[Stored records]
━━━━━━━━━━━━━━━━

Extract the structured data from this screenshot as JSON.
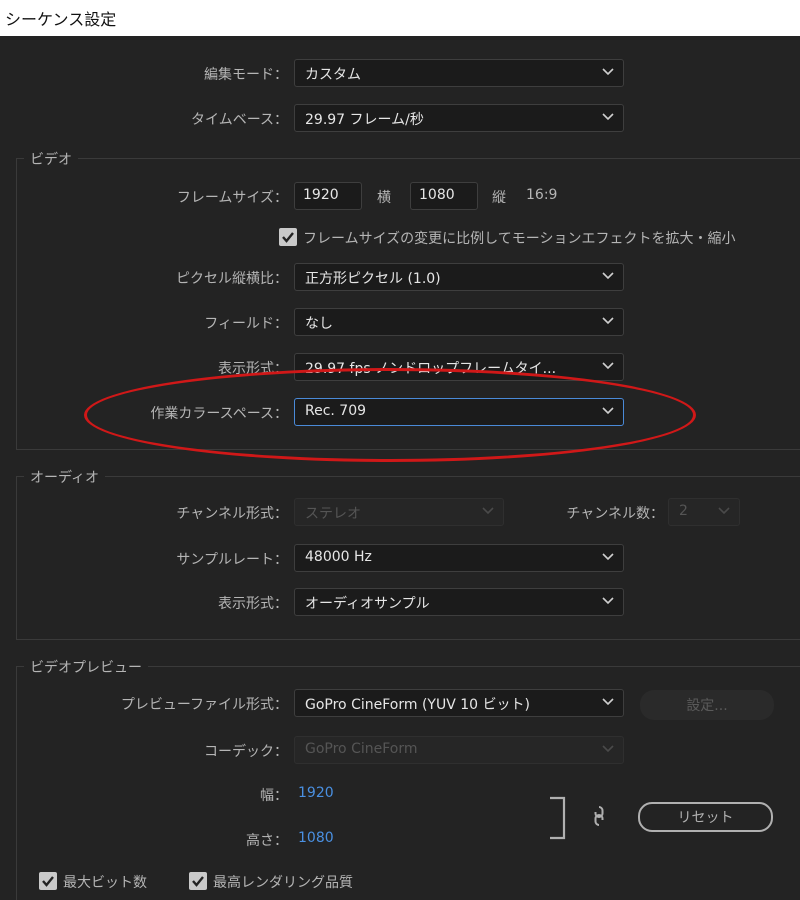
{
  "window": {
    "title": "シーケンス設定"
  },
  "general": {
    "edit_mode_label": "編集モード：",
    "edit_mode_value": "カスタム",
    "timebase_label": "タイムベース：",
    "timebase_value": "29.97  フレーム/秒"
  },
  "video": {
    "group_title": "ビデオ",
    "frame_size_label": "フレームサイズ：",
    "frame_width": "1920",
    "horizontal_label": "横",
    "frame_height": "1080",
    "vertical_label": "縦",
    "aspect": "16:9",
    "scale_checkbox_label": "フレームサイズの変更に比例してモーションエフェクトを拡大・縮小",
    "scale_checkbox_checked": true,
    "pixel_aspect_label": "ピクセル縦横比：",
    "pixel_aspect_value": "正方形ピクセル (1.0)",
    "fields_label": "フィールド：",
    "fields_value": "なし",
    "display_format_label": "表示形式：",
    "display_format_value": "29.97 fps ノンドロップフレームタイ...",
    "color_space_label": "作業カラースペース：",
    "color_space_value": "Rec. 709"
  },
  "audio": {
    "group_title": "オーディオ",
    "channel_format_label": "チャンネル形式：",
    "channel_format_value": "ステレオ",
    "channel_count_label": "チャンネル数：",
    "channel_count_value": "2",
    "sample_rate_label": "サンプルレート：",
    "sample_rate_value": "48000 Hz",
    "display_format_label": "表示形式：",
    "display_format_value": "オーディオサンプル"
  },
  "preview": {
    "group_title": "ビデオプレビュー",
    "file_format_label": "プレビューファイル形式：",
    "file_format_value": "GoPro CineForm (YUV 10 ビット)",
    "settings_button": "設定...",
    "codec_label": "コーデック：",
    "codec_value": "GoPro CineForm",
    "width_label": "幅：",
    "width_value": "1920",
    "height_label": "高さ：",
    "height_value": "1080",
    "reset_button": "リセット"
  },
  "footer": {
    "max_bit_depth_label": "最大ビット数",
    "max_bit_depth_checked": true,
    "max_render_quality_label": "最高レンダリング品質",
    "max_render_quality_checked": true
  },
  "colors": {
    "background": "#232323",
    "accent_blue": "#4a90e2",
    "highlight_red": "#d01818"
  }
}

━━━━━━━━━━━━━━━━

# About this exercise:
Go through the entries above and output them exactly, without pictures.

# Task result:
Extract the structured data from this screenshot as JSON.
{
  "window": {
    "title": "シーケンス設定"
  },
  "general": {
    "edit_mode_label": "編集モード：",
    "edit_mode_value": "カスタム",
    "timebase_label": "タイムベース：",
    "timebase_value": "29.97  フレーム/秒"
  },
  "video": {
    "group_title": "ビデオ",
    "frame_size_label": "フレームサイズ：",
    "frame_width": "1920",
    "horizontal_label": "横",
    "frame_height": "1080",
    "vertical_label": "縦",
    "aspect": "16:9",
    "scale_checkbox_label": "フレームサイズの変更に比例してモーションエフェクトを拡大・縮小",
    "scale_checkbox_checked": true,
    "pixel_aspect_label": "ピクセル縦横比：",
    "pixel_aspect_value": "正方形ピクセル (1.0)",
    "fields_label": "フィールド：",
    "fields_value": "なし",
    "display_format_label": "表示形式：",
    "display_format_value": "29.97 fps ノンドロップフレームタイ...",
    "color_space_label": "作業カラースペース：",
    "color_space_value": "Rec. 709"
  },
  "audio": {
    "group_title": "オーディオ",
    "channel_format_label": "チャンネル形式：",
    "channel_format_value": "ステレオ",
    "channel_count_label": "チャンネル数：",
    "channel_count_value": "2",
    "sample_rate_label": "サンプルレート：",
    "sample_rate_value": "48000 Hz",
    "display_format_label": "表示形式：",
    "display_format_value": "オーディオサンプル"
  },
  "preview": {
    "group_title": "ビデオプレビュー",
    "file_format_label": "プレビューファイル形式：",
    "file_format_value": "GoPro CineForm (YUV 10 ビット)",
    "settings_button": "設定...",
    "codec_label": "コーデック：",
    "codec_value": "GoPro CineForm",
    "width_label": "幅：",
    "width_value": "1920",
    "height_label": "高さ：",
    "height_value": "1080",
    "reset_button": "リセット"
  },
  "footer": {
    "max_bit_depth_label": "最大ビット数",
    "max_bit_depth_checked": true,
    "max_render_quality_label": "最高レンダリング品質",
    "max_render_quality_checked": true
  },
  "colors": {
    "background": "#232323",
    "accent_blue": "#4a90e2",
    "highlight_red": "#d01818"
  }
}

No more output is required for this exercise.